LOS ANGELES, May 14 (Xinhua) -- The U.S. Justice Department hascalled for
an end to an eavesdropping lawsuit against AT&T Corp., citing possible
damage from the litigation to national security, the Los Angeles Times reported
The call won the support from John D. Negroponte, director of
national intelligence, and from Lt. Gen. Keith B. Alexander, director of the
National Security Agency (NSA), according to the paper.
It quoted officials as saying that the lawsuit by AT&T customers would
bring up matters too sensitive for public discussion.
The lawsuit was brought up in San Francisco after press reportsshowed that
the NSA had access to domestic calling records from three of the four major
telephone companies including AT&T since the attacks of Sept. 11, 2001. The
NSA interception of international phone calls was described by the Bush
Administrationas the country's most highly classified spy project.
A number of legal experts said the program appeared to violate privacy laws
and restrictions on spying within U.S. borders.
The San Francisco case dates from earlier reports, including accounts that
the NSA listened in on phone calls with one end in the United States, and that
the agency was conducting widespread data-mining, scanning the activities of
phone company customers insearch of patterns or connections to terrorists.
None of the activities were approved by the Foreign Intelligence
Surveillance Court, which was established in 1978 to secretly authorize taps on
the communications of suspected foreignagents on U.S. soil.
The administration was attempting to avoid congressional and public debates
on the details of the NSA's controversial surveillance activities since the
attacks of Sept. 11, 2001.
Referring to the case, Negroponte and Alexander said they couldneither
confirm nor deny specific allegations without risking the disclosure of secret
In the new court papers, Justice Department officials argued that whether
the operations were legal or not, they involved secrets.
"Adjudication of whether the alleged surveillance activities have been
conducted within lawful authority cannot be resolved without state secrets,"
wrote Assistant Atty.

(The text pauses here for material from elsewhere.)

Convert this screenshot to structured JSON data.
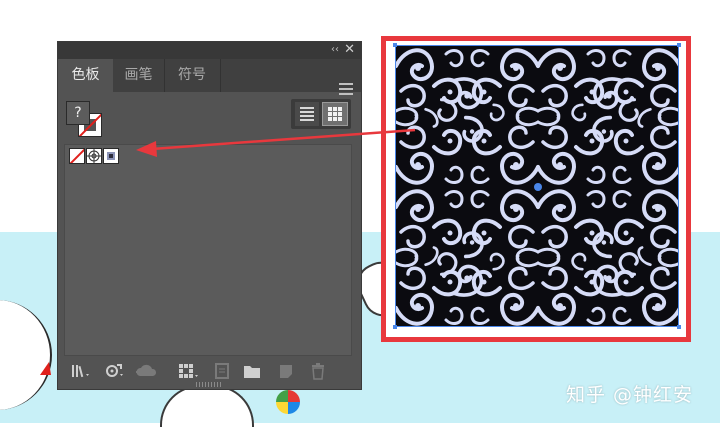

Gen. Peter D. Keisler and other lawyers on the case.
But customers in the lawsuit said privacy and laws cannot be sacrificed
under the cloak of national security.
"The government is trying to shove the NSA and AT&T illegal spying
operation under an impenetrable cloak of secrecy," said Kevin Bankston of the
Electronic Frontier Foundation, a civil liberties group representing AT&T
customers in the lawsuit. "They are essentially arguing that no one can ever go
to court to stop illegal surveillance, so long as they claim it was done in the
name of national security."
Bankston said that the essentials of the spying program had been widely
reported, so that no real secrets would be revealed.
But law experts said the lawsuit against AT&T was unlikely to succeed
since many previous court challenges had been derailed by the national security
argument, known formally as the state secrets privilege.
The government was not originally a party to the case, which instead seeks
to hold AT&T responsible for divulging private information to the NSA. Now
that it has joined the fight, it couldpresent insurmountable obstacles, law
experts said. Enditem